Portfolio Manager

What does portfolio manager do? I hear many versions. I would love to know what portfolio mangers do and why the job is considered so cool?

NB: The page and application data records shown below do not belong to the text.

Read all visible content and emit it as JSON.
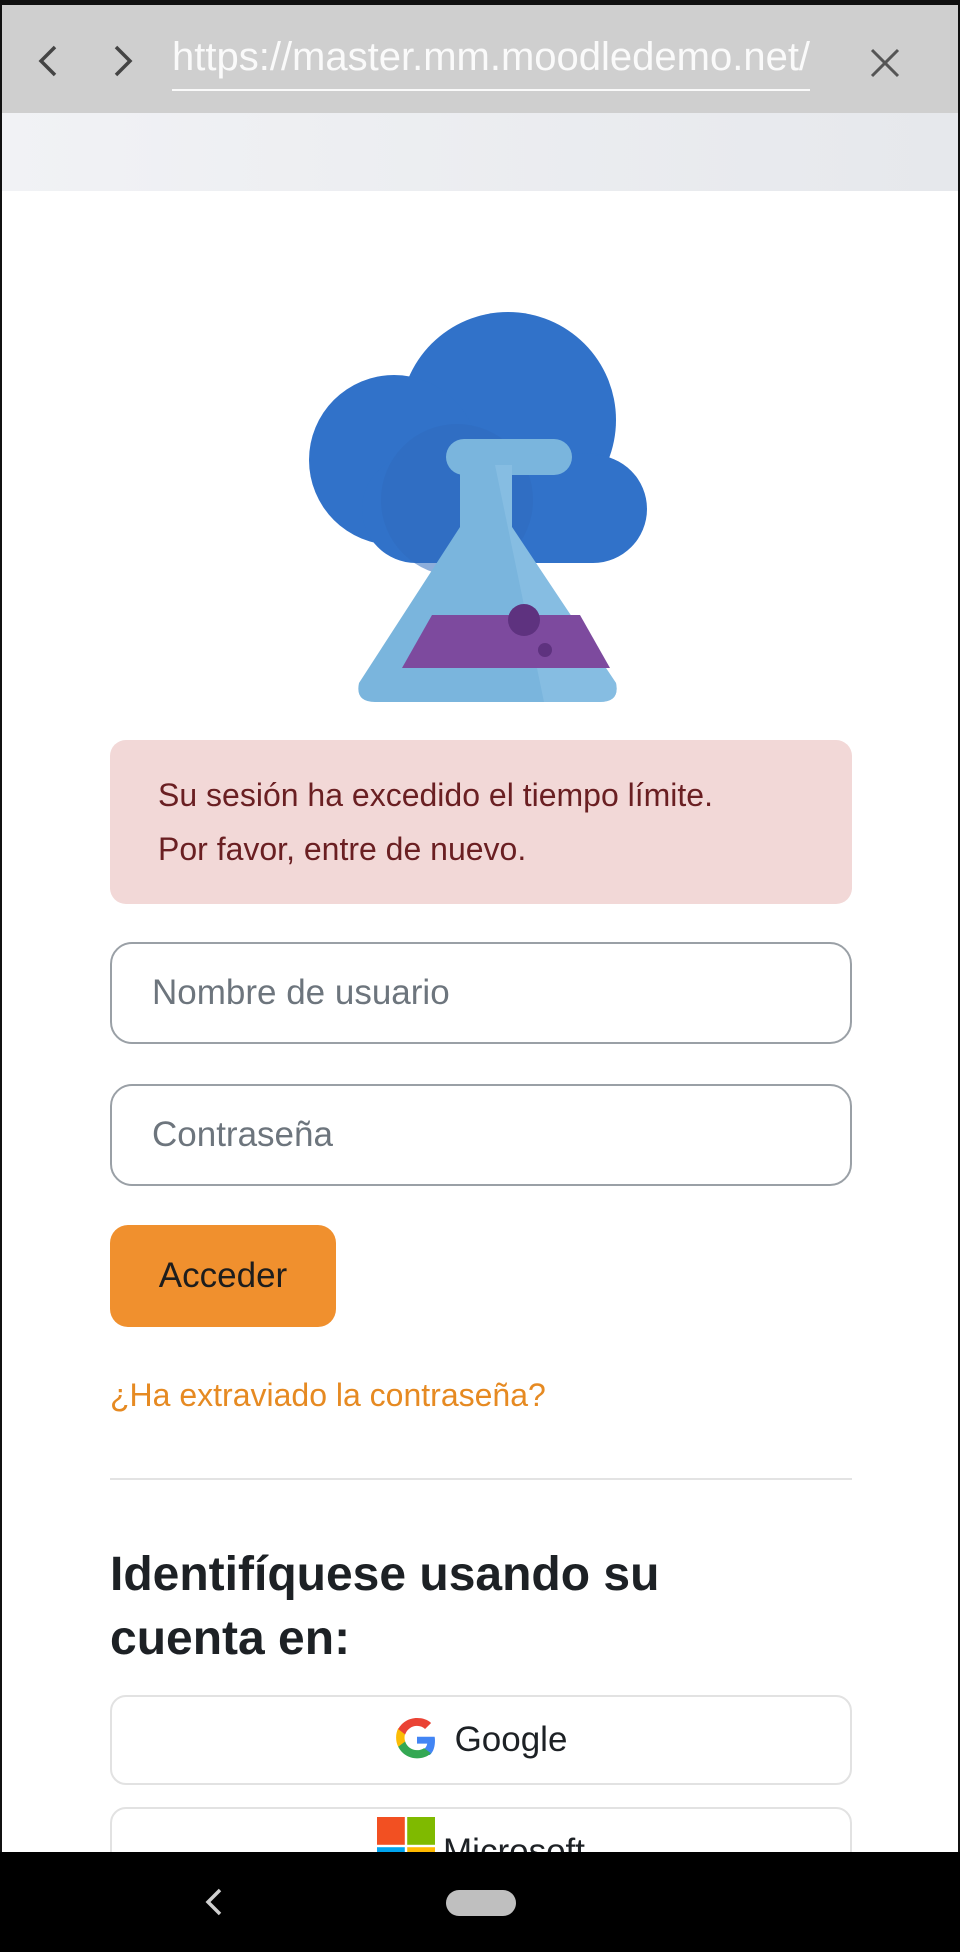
{
  "browser": {
    "url": "https://master.mm.moodledemo.net/login/index.php",
    "back_icon": "chevron-left-icon",
    "forward_icon": "chevron-right-icon",
    "close_icon": "close-icon"
  },
  "logo": {
    "icon": "cloud-flask-icon"
  },
  "alert": {
    "line1": "Su sesión ha excedido el tiempo límite.",
    "line2": "Por favor, entre de nuevo."
  },
  "form": {
    "username_placeholder": "Nombre de usuario",
    "password_placeholder": "Contraseña",
    "login_label": "Acceder",
    "forgot_link": "¿Ha extraviado la contraseña?"
  },
  "identity": {
    "heading_line1": "Identifíquese usando su",
    "heading_line2": "cuenta en:",
    "providers": [
      {
        "label": "Google",
        "icon": "google-icon"
      },
      {
        "label": "Microsoft",
        "icon": "microsoft-icon"
      }
    ]
  },
  "colors": {
    "accent": "#f0902e",
    "link": "#e68a22",
    "alert_bg": "#f2d8d7",
    "alert_text": "#6a1f22",
    "cloud": "#3172c9",
    "flask": "#7ab5dd",
    "liquid": "#7d4a9e"
  }
}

This should help answer. The difference between a trader and a portfolio manager (taken from a blog): “As it happens, few traders end up making the leap to funds, even when they have talent. The reason is that most hedge funds are looking for multifaceted portfolio managers, not directional traders of single asset classes. That is, a portfolio manager (PM) will carry a number of positions in his or her book, many of which are not correlated and some of which may hedge other positions. Compensation for the PM is based on the performance of the portfolio, with a premium placed on risk-adjusted returns (i.e., the fund does not want a PM taking massive risks to make returns, a lesson recently exemplified in the SocGen episode). The portfolio, as a result, has to be diversified, and it has to hedge risk. Such hedging is often accomplished with options, futures, and other derivative instruments, not simply by adding to or taking off of positions. For this reason, much of the day-to-day work of the PM is managing the portfolio–adjusting hedges, adding to positions at good prices, taking profits at good prices, stopping positions out at preset levels, keeping up to date on news and research affecting the portfolio, scouring for ideas to add to the portfolio; it is not taken up with daytrading. PMs may hold positions for a few days, a few weeks, or many months: much depends on their core strategies and competencies. At a good fund, traders will have expertise across a variety of strategies and markets, which provides the firm with diversification.”

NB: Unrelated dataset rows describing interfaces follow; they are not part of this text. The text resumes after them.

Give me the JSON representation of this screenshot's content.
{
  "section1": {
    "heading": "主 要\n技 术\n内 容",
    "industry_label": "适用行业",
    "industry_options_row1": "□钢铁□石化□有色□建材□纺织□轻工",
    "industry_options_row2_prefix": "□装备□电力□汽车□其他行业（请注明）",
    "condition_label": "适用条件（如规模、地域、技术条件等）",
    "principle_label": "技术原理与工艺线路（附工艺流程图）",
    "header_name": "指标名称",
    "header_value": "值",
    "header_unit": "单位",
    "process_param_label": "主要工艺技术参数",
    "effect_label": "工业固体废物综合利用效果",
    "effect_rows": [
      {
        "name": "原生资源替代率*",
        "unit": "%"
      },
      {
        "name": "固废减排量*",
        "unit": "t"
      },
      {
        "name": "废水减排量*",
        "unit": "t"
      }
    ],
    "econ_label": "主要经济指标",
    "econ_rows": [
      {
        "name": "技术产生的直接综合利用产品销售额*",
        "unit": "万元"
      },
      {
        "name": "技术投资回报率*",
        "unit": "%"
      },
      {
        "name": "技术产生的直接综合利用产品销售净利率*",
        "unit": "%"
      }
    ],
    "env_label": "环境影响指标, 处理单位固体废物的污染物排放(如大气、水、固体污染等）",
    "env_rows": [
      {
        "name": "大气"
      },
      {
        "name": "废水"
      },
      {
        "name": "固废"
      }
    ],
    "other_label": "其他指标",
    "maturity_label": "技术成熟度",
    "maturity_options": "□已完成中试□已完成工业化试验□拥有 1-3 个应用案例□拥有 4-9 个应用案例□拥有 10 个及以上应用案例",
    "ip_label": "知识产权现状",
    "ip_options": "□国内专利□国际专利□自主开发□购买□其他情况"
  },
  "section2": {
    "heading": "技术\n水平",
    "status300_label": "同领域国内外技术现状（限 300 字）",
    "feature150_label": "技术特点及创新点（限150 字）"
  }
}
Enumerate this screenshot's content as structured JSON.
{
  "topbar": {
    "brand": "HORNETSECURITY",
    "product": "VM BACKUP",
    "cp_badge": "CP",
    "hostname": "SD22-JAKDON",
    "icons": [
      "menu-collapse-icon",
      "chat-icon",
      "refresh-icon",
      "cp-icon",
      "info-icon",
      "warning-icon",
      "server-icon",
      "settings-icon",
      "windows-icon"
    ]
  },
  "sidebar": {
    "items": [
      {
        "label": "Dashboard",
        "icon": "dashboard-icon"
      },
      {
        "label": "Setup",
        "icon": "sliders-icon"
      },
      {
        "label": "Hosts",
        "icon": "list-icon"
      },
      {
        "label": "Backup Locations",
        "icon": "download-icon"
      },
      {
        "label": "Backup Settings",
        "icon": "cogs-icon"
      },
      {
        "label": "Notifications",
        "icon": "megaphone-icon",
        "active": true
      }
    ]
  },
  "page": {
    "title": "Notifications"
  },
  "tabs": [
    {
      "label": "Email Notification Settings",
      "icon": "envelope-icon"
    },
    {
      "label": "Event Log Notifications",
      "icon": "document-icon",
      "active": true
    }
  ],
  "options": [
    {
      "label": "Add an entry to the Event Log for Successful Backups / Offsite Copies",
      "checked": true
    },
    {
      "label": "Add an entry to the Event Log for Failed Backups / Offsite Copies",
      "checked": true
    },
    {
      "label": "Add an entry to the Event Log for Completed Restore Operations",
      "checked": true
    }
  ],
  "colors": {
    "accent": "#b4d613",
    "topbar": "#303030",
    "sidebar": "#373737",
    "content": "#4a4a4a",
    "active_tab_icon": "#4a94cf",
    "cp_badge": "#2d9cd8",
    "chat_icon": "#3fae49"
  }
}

That doesn’t sound particularly interesting at all. I guess the money is good though.

BosyBillups, Thanks for your reply, it helps a lot. It seems one can be a trader right after school, however it takes much longer time to become a portfolio manager. What is the best route to become a portfolio manager? Given the person has a quantitative background like a master in financial math + CFA. Should we go with a big named bank to start our career? Thanks,

If you have the requisite masters + cfa, your best bet is to look for an asset management firm who might have junior pm openings, or if not, try to get into one of these firms as a trade assistant so that you can learn. experience is as important as education.

That blog seemed like it was describing a sell-side PM role… But really, a PM role on the buy-side is so diverse that it will depend on the firm you’re joining. Some shops, the PM only goes out to meet clients and potential new clients while the analysts and traders are left to do the real decisions and PMing. Some other shops, the PM will be trading while the analysts do the real analysis.

What is sell-side PM? Why sell side needs portfolio manager?

“That blog seemed like it was describing a sell-side PM role…” What?

Homie don’t play dat!

By the very definition, there cannot be portfolio managers on the sell side. Yes, there can be PMs at “sell side” shops, but not everyone that works at an investment bank is on the sell side. There are more than a fair amount of buy side roles.

I can’t give any views on the work that being a sell-side PM would entail (I haven’t yet encountered one), however, I can say (from direct observation) that being a hedge fund PM is quite interesting

I also have no idea what a sell-side PM is. The fact is there are so many different varieties with different duties, ranging from a mutual fund to hedge fund to private wealth to people titled PMs that just hold a bunch of real estate. As to the allure of the position I guess part of it might be the power or authority to make big decisions, the money obviously, or something I do not yet understand. But to understand what each does I think you might have to look at each version a little more specifically, just my opinion.